Great Britain recorded their lowest medal total at the World Championships since 2005 after late relay drama.
The squad finished with five medals in Doha, including Dina Asher-Smith’s historic hat-trick haul, short of the seven-to-nine target.
It looked like being six when Zoey Clark, Emily Diamond, Jodie Williams and Laviai Nielsen were promoted to third in the women’s 4×400 metres relay on the final evening after Jamaica were disqualified for apparently lining up for a changeover wrongly.
However, the Jamaican quartet appealed against the decision and won – and although Great Britain then followed with an appeal against Jamaica’s reinstatement, they failed and subsequently missed out on a bronze medal.
Asher-Smith won 200m gold, 100m silver and 4x100m relay silver while Katarina Johnson-Thompson took the heptathlon title and the men’s 4x100m squad claimed silver at the Khalifa International Stadium.
Despite Asher-Smith and Johnson-Thompson’s landmark victories, performance director Neil Black admitted improvement is needed after the lowest total since Helsinki 14 years ago.
He said: “There’s a lot to feel really, really good about. There’s a lot to feel really, really positive about. But the reality is the medal tally is not that which we would have wanted and expected.”
Black continued: “It could be better, it should be better. We’ll obviously be talking with UK Sport. Our relationship with UK Sport is really positive. It’s a working together, it’s reviewing, planning, what have we learnt, what are we going to do about it, how do we convert the nearlies into medals?”
Harries failed to hand over the baton to Yousif in the second change with Harries ended up on the floor still holding it.
Harries said afterwards: “I lost a little bit of the lift with the baton and I didn’t quite place it correctly in his hand.”
On Sunday, Jake Wightman came fifth, Josh Kerr finished sixth and Neil Gourley was 11th in the men’s 1500m, which was won by Kenya’s Timothy Cheruiyot in three minutes 29.26 seconds.
“It was tough, I honestly knew that was going to happen but not that quick,” said Wightman. “I thought it would be won in about 3:32 or 33. We were prepared for it.
“But I think that track is quick.
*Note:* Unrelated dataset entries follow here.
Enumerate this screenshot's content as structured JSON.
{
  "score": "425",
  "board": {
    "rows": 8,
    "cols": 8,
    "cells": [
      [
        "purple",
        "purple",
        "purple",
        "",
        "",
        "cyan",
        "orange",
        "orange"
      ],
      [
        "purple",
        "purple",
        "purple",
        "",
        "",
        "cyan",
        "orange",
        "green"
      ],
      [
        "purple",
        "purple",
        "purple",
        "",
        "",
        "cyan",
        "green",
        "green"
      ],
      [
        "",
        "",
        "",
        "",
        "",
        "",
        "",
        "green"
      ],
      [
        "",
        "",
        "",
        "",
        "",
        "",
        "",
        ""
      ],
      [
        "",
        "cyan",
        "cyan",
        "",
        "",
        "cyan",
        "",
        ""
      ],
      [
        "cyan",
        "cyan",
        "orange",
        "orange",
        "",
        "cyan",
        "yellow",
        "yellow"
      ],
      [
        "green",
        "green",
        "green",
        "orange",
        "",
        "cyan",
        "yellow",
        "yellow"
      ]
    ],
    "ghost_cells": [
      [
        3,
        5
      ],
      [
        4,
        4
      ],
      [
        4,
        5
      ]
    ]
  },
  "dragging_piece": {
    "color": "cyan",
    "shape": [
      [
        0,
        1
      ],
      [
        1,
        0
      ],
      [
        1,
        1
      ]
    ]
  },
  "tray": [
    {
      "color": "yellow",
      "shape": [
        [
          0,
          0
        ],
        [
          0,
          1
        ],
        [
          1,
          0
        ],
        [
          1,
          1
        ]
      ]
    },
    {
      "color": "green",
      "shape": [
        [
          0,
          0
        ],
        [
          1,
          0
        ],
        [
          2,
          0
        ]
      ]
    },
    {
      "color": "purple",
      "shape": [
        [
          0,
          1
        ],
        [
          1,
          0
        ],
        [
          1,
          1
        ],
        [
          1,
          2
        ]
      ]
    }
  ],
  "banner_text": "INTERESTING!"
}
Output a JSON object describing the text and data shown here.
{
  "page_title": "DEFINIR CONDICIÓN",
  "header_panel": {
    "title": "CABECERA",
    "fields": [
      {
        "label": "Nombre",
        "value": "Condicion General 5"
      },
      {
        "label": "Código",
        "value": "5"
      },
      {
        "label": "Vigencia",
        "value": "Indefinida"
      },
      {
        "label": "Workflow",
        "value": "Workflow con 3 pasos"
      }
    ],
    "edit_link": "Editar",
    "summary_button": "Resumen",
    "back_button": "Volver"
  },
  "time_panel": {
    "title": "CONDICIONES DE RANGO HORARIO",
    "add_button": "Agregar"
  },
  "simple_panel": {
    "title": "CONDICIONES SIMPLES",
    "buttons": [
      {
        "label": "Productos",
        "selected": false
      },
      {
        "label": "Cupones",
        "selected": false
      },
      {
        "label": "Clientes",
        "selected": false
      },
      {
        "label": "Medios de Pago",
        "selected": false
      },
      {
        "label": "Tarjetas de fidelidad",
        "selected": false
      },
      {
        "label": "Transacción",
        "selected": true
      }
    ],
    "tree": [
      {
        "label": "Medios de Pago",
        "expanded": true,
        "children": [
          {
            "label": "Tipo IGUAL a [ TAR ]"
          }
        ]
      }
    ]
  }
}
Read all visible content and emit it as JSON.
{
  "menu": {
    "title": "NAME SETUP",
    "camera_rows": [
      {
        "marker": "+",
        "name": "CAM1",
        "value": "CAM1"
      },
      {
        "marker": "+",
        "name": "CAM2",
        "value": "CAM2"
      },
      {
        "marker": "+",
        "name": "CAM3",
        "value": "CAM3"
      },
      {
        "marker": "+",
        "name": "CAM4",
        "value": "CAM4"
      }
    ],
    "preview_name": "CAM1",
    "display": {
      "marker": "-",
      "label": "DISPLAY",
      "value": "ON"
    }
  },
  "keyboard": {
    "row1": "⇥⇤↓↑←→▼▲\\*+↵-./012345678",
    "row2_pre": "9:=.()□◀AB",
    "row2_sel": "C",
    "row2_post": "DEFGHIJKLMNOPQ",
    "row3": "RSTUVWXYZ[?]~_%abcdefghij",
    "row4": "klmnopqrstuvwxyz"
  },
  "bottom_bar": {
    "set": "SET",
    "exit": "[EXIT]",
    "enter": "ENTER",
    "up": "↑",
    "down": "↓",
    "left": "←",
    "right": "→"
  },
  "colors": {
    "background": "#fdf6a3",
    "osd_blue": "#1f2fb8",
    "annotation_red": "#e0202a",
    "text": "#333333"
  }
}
It probably glorifies the times a little bit.
“You knew Timothy was going to do that when he’s been running so quickly all year. None of can live with him in any other race and it shouldn’t be any different here.”
In the long jump final, which was won by Germany’s Malaika Mihambo with a leap of 7.30m, Abigail Irozuru came seventh (6.64m) with Shara Proctor 11th on 6.43m.
Cindi Ofili bowed out of the 100m hurdles in the semi-final after coming sixth in 12.95 seconds.
She added: “I didn’t execute the way I’d have liked. I’m just happy to be healthy – it’s been a really long journey back and its not just my Achilles but the other injuries that came with that.
“It’s hard but I overcame all of them and I’m excited for next year. Its all go from here for next year, so I’ll just keep going and use this for experience.”